The transfer figures were never clearly defined, but it was certain that the new Genoa of Bagnoli had added a very important weapon to its arsenal. From the very beginning, a special relationship was established between the Bohemian and the fans by a strange quirk of fate: the footballer and the Griffin were linked with a date of birth which for both was September the 7th. A coincidence that cannot be defined as such. Genoa and Skuhravý were destined to meet in order to reach greatness together. The striker, born in 1965, soon made his way into the hearts of fans thanks to his lively personality, which made his years in the city of the “Lanterna” (Lighthouse) stand out. In his first two seasons in the red and blue colours, Skuhravý formed a well-matched partnership with fellow forward Pato Aguilera, and while the Czechoslovakian, thanks to his physique was powerful and implacable, the Uruguayan slipped between opposing defenses thanks to his “elf-like” abilities being small and fast. What were Aguilera and Skuhravý for the fans of Genoa? Two heroes! Thanks to their goals the rossoblù achieved historical results both nationally and internationally such as the victory at Anfield in Liverpool, the first by an Italian club, or that famous 20th of January 1991, when just a goal from the Czech striker gave the victory to the “Grifone” at the ground of Juventus. “That year we feared no one”, Skuhravý still says. A season to remember also on a personal level, since he won the title of “Best Czechoslovak player of the year, in 1991”. On the pitch, Skuhravý was a great leader. “I was like this, even with one leg I would never accept defeat…” he also said recently.
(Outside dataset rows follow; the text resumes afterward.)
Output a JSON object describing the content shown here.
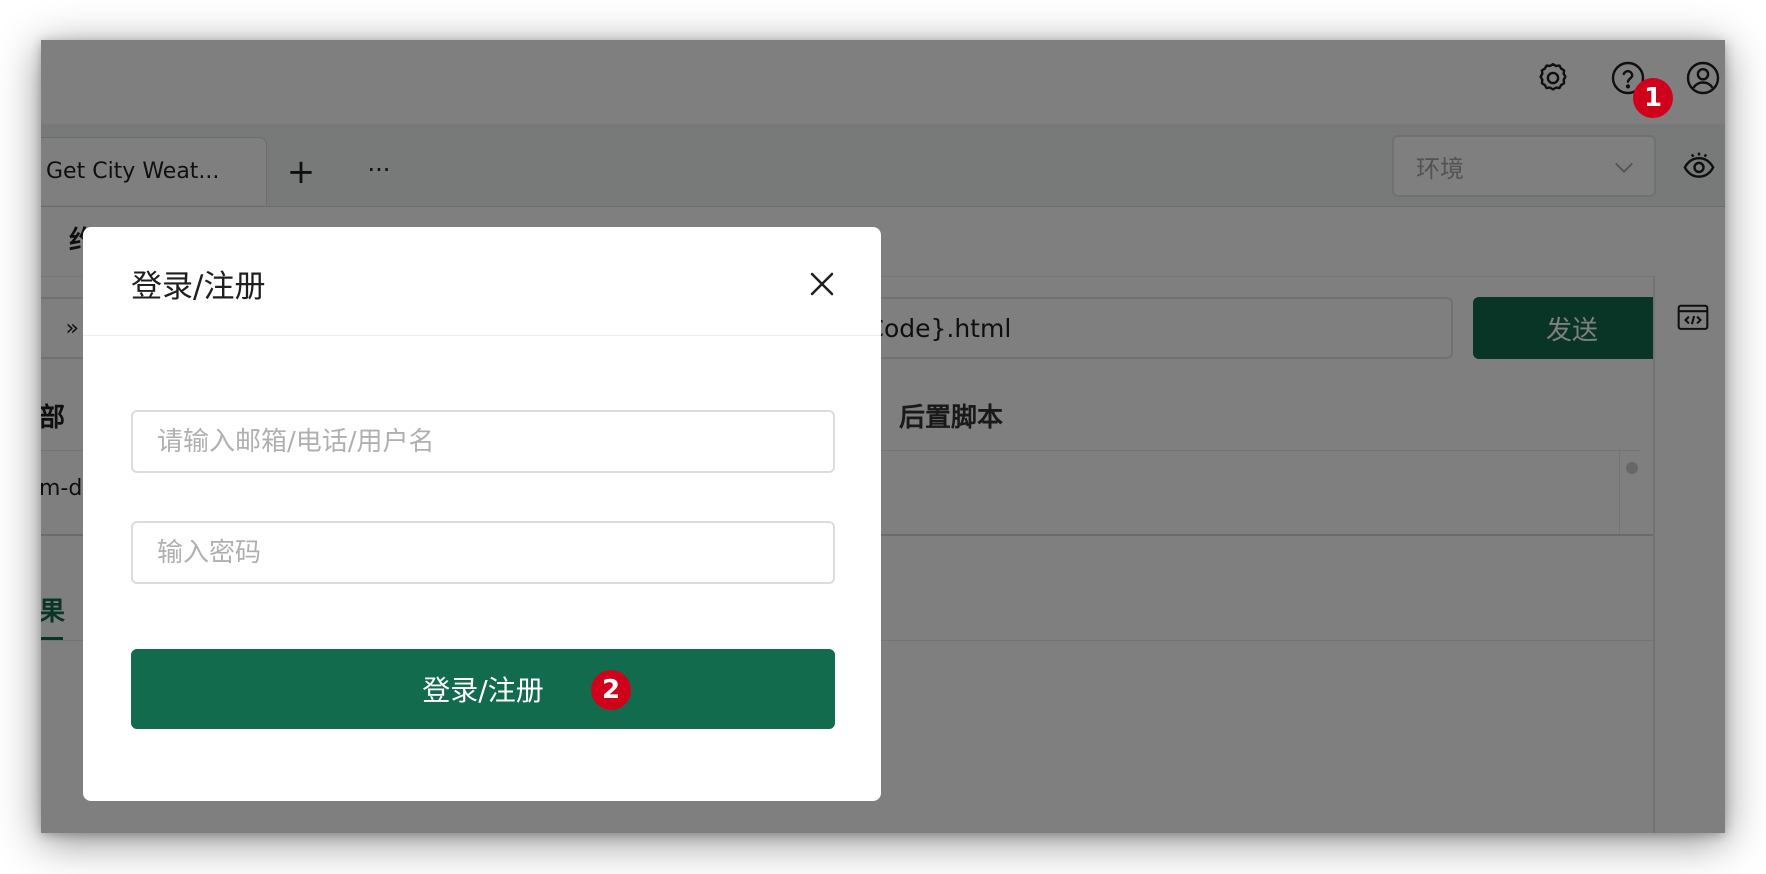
{
  "toolbar": {
    "icons": [
      "gear-icon",
      "help-icon",
      "user-icon"
    ]
  },
  "tabs": {
    "active_label": "Get City Weat...",
    "add_label": "+",
    "more_label": "···"
  },
  "environment": {
    "placeholder": "环境"
  },
  "request": {
    "subtab_label": "约",
    "method_fragment": "»",
    "url": "p/{cityCode}.html",
    "send_label": "发送",
    "tab_headers_fragment": "部",
    "tab_post_script": "后置脚本",
    "editor_text": "m-d"
  },
  "response": {
    "tab_fragment": "果"
  },
  "dialog": {
    "title": "登录/注册",
    "account_placeholder": "请输入邮箱/电话/用户名",
    "password_placeholder": "输入密码",
    "submit_label": "登录/注册"
  },
  "annotations": {
    "step1": "1",
    "step2": "2"
  },
  "colors": {
    "primary": "#136b4d",
    "badge": "#d0021b"
  }
}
The following season, Genoa even reached the semifinals of the UEFA Cup, where they had to surrender to the superiority of Ajax at the end of a memorable journey that saw the Rossoblu overcome the likes of Real Oviedo, Dinamo Bucharest, Steaua Bucharest and Liverpool. The season ended with a disappointing fourteenth place, one step away from relegation, while the next one began with Skuhravý in the headlines for events completely unrelated to sports. On the dawn of November 9, 1993, the White Mitsubishi 3000 of the Czech striker went off-road and ended up on the edge of a cliff overlooking the sea near Celle Ligure. The footballer, miraculously unscathed despite the destroyed car, then claimed to have gone out to buy medicine for his pregnant wife (but the only night pharmacy of Savona didn’t want to confirm the story). A version far from the official one actually described a night in the disco to celebrate his first goal of the season. The third accident (and third car smashed up) in just over three years! The player remained at the services of the club from Genoa until 1996, when with 163 presences and 58 goals scored he decided to leave the Belpaese to wear the colours of Sporting Lisbon. In Portugal he racked up just four appearances without making his mark, before finally hanging up his boots in his homeland in the shirt of Viktoria Žižkov.

Skuhravý has remained very tied to Italy, and immediately after his retirement he moved to Varazze, in the province of Savona, where he still lives with his family. Despite the passing years, the unpredictable personality remains intact, as demonstrated by the recent conviction of fraud against a car rental company in his home country. Skuhravý had planned to rent a Mercedes worth about 80,000 Euros and then hand it over to an accomplice, who would then have to deal with changing the identification numbers and sell it, while he would have to stage a fake robbery. His plan was discovered and foiled by the Czech police. Having already been involved in previous cases of theft of luxury cars in the Czech Republic and Germany, Skuhravý was sentenced to two years probation, but thanks to the amnesty granted by President Václav Klaus in 2012 to allow prisons to be emptied he managed to get away. Today he runs a restaurant he owns himself and often works as a commentator for local television Telenord, waiting for the next “header”, another surprise in his reckless life. The life of a rebellious boy, who just as he did on the pitch, strongly disliked classic game plans, and to put it mildly, often prefered to leave space to unpredictability.

by Alessandro De Felice